As you can see, Toby is a Moses-like figure, leading his people from slavery into freedom. Interestingly, however, he follows the people, flying "behind them [and] takin care of them" (27). That's true leadership. It would've been easy for Toby to lead the pack (more like flock) and take all of the glory, but he prefers to humbly bring up the rear. You know how the captain's supposed to go down with the ship? Toby models this maxim through and through.
Interestingly, Toby never gets emotional throughout the story. He isn't " laughin" or "cryin" (28) as he flies away from his former prison. Instead, "his gaze fell to the plantation where the slaves who could not fly waited" (28). Toby is an objective observer of the situation—after all, he seems to be the only one who actually remembers the past well enough to know they can fly. So what exactly makes Toby different than everyone else?

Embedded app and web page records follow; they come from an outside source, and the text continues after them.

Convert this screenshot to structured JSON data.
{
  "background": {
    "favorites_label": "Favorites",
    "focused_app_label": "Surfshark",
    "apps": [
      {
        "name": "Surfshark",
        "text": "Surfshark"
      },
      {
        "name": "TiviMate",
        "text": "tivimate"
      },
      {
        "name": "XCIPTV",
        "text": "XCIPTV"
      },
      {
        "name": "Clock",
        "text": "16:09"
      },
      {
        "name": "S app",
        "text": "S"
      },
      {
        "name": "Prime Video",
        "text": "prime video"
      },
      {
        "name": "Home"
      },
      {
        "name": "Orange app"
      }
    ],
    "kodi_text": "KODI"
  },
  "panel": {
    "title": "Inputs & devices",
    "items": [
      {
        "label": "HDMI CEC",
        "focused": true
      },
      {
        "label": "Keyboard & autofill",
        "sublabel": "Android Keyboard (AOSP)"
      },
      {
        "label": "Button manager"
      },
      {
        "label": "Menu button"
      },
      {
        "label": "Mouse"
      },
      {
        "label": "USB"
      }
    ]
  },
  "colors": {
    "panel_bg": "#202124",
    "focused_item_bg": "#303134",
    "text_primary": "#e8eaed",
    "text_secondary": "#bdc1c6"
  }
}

The story only hints at an answer. Toby is referred to as the "seer" (28) as he looks down on the people who remain enslaved, echoing the idea that he is a sort of observer. But this is a play on words—a seer is also someone who can look into the future. Similarly, this term brings to mind the Overseer, the cruel rider who leads the Driver to his victims. Toby plays a similar role for his people—the only difference being that Toby uses his vision to realize freedom instead of oppression.
But there's another meaning tucked in there, too: Toby is the only person who can see past the surface into the power that's on the inside. He's the only who can tell which people have the power of flight and which don't. No matter how much they're treated like they're less-than-human, the people can always have faith that Toby is looking past the exterior and into their hearts.
So we can only hope that Toby goes on to live a long healthy life, chilling in the clouds with Hawkman and Superman, maybe even taking a trip to the moon if he can fly that far. That's a story we'd love to read.